Switch mode power supplies are widely used in electronic devices due to their high efficiency and small form factor. When designing a switch mode power supply, there are several key considerations to keep in mind:
- Input voltage range
- Output voltage and current requirements
- Efficiency targets
- Size and form factor constraints
- EMI/EMC compliance
- Cost considerations
There are several different topologies that can be used for switch mode power supplies, including:
- Buck converter
- Boost converter
- Buck-boost converter
- Flyback converter
- Forward converter
- Half-bridge converter
- Full-bridge converter
The choice of topology will depend on the specific requirements of the application, such as input voltage range, output voltage and current requirements, and efficiency targets.
The selection of components is critical to the performance and reliability of a switch mode power supply. Key components include:
- Power MOSFETs or IGBTs
- Control ICs
When selecting components, it is important to consider factors such as voltage and current ratings, switching frequency, ESR and ESL, and temperature rating.
In summary, when designing a switch mode power supply, it is important to carefully consider the design requirements, select the appropriate topology, and choose high-quality components to ensure reliable and efficient operation.
PCB Layout Guidelines
When designing a switch mode power supply (SMPS), proper PCB layout is crucial for ensuring stable and reliable operation. Here are some guidelines to follow when laying out your SMPS PCB.
Grounding and Decoupling
Grounding and decoupling are two critical aspects of SMPS PCB layout. Proper grounding ensures that the circuit operates at the correct voltage levels and reduces the risk of noise and EMI issues. Decoupling capacitors should be placed as close as possible to the power supply pins of the ICs to reduce noise and improve stability.
Trace Width and Spacing
Trace width and spacing are important factors in SMPS PCB layout. Wider traces help reduce resistance and inductance, which can cause voltage drops and other issues. Proper spacing between traces can help prevent crosstalk and other noise-related problems. The table below shows recommended trace widths and spacing for common SMPS applications.
|Application||Trace Width (mil)||Spacing (mil)|
EMI and Noise Control
EMI and noise control are critical for ensuring that your SMPS does not interfere with other circuits or devices. Shielding and filtering can help reduce EMI and noise. Ground planes should be used to provide a low-impedance return path for high-frequency currents. The use of EMI filters can help reduce interference and improve performance.
By following these guidelines, you can ensure that your SMPS PCB layout is optimized for stable and reliable operation.
Manufacturing and Testing
Design for Manufacturability (DFM) is an essential aspect of the PCB layout process. It involves designing the board in such a way that it can be easily and cost-effectively manufactured. Here are some DFM guidelines to consider when designing your switch mode power supply PCB layout:
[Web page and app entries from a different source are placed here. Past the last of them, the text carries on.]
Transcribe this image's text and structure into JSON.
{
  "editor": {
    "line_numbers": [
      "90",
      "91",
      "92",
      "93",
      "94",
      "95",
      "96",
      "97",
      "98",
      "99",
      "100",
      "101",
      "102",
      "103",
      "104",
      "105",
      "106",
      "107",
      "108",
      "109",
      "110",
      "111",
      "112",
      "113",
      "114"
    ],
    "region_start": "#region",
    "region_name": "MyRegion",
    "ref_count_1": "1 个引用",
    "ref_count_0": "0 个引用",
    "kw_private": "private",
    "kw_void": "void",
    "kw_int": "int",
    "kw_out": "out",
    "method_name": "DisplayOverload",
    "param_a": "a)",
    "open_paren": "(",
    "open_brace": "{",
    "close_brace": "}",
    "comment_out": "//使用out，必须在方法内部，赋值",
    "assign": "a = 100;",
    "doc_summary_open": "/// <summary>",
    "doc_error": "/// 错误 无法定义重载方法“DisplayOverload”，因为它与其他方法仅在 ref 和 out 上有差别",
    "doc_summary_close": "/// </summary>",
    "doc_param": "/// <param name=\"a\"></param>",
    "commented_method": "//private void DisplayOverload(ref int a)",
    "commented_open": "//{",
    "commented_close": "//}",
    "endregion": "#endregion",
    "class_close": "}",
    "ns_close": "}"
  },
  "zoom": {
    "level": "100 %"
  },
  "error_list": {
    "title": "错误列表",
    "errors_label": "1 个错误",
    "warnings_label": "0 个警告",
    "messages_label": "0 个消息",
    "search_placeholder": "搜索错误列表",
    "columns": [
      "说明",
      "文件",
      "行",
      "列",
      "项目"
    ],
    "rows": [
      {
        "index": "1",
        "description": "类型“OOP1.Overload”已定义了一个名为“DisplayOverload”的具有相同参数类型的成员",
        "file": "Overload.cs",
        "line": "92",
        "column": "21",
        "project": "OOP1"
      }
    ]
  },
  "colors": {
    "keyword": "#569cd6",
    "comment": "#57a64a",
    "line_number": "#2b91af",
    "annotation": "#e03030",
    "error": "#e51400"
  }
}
- Keep the board size as small as possible to reduce manufacturing costs
- Use standard PCB board thickness and copper weight to reduce manufacturing time and cost
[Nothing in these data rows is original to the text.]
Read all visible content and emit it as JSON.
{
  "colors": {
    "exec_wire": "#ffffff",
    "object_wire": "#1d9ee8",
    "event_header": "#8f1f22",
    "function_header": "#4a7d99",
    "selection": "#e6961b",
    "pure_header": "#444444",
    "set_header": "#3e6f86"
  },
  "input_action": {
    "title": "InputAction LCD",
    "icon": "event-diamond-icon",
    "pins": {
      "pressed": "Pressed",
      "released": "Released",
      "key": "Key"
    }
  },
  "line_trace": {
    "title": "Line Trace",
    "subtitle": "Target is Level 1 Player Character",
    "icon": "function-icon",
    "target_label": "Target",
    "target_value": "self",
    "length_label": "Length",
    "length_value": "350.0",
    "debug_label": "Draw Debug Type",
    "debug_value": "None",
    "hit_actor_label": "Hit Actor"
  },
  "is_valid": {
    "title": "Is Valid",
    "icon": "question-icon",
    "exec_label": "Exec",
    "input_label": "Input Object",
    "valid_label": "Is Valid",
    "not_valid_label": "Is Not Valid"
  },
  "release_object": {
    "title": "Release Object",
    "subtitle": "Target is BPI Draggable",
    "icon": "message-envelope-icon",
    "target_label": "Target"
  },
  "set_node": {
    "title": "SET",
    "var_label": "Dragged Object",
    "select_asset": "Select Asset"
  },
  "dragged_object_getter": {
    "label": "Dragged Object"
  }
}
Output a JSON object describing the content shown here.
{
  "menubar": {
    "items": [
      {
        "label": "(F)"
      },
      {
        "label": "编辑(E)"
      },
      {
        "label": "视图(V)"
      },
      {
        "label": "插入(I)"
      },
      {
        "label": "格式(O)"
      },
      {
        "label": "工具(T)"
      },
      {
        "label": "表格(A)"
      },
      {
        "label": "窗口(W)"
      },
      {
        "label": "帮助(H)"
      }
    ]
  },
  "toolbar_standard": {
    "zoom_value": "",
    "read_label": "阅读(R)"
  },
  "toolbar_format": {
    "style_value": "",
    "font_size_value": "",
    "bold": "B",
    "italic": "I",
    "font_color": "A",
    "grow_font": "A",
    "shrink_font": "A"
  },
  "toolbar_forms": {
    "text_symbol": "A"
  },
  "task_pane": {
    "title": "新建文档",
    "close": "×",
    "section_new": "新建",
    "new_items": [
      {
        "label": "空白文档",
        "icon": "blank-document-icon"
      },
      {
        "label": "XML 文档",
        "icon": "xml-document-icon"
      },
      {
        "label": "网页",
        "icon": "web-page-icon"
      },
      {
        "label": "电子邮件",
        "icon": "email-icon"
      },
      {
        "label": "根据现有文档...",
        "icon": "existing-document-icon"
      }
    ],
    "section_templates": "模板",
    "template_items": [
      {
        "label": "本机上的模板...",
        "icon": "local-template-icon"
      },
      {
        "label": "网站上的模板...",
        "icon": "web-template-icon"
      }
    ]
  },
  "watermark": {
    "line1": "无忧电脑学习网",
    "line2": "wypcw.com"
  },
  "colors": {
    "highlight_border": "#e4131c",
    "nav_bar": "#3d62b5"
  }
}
- Avoid using small vias and pads as they can increase the risk of manufacturing defects
- Use the same pad size for all components to simplify assembly
- Keep component placement consistent to reduce assembly time and increase reliability
Testing and Verification
Testing and verification are crucial steps in the manufacturing process to ensure that the switch mode power supply PCB layout is functioning correctly. Here are some testing and verification methods to consider:
- Use a multimeter to check for continuity and shorts
- Perform a visual inspection to check for soldering defects and component placement errors
- Use an oscilloscope to verify that the output voltage and current are within the desired range
- Perform a thermal test to ensure that the board can handle the expected operating temperature range
By following these DFM guidelines and performing thorough testing and verification, you can ensure that your switch mode power supply PCB layout is reliable and cost-effective to manufacture.